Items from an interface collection

:::::

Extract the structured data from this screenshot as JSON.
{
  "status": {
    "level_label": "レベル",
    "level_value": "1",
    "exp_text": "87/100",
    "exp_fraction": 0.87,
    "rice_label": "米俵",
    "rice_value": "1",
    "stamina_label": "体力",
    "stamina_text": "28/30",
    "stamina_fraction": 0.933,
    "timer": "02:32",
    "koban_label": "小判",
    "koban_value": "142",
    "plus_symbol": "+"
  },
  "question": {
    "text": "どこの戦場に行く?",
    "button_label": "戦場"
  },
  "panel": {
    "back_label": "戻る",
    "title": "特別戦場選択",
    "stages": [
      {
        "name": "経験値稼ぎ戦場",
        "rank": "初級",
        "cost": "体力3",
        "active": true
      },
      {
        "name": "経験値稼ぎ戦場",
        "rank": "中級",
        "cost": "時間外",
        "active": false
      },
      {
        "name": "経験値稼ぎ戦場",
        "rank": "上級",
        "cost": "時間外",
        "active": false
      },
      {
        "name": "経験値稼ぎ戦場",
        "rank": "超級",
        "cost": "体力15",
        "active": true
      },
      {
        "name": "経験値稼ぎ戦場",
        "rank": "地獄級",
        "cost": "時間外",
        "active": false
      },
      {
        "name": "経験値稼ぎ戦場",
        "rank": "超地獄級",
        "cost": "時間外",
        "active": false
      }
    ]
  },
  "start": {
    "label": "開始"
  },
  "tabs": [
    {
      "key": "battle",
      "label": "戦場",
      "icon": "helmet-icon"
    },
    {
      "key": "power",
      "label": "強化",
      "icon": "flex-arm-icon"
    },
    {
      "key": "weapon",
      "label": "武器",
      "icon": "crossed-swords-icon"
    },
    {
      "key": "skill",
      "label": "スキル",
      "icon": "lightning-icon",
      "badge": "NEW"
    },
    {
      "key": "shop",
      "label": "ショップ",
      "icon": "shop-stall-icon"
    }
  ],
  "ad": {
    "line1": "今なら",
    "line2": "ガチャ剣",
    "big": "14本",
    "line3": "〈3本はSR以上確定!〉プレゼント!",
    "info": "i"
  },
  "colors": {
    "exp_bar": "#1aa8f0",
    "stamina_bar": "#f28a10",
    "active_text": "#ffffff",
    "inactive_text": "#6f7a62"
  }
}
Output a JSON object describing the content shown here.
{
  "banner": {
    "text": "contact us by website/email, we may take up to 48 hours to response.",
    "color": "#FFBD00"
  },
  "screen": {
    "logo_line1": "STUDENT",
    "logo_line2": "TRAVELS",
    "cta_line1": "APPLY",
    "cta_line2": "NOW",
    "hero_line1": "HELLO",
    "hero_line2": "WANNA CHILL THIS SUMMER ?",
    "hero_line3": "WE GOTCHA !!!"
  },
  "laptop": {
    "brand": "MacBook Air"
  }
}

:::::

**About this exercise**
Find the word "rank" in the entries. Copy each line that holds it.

**Solution for this exercise**
        "rank": "初級",
        "rank": "中級",
        "rank": "上級",
        "rank": "超級",
        "rank": "地獄級",
        "rank": "超地獄級",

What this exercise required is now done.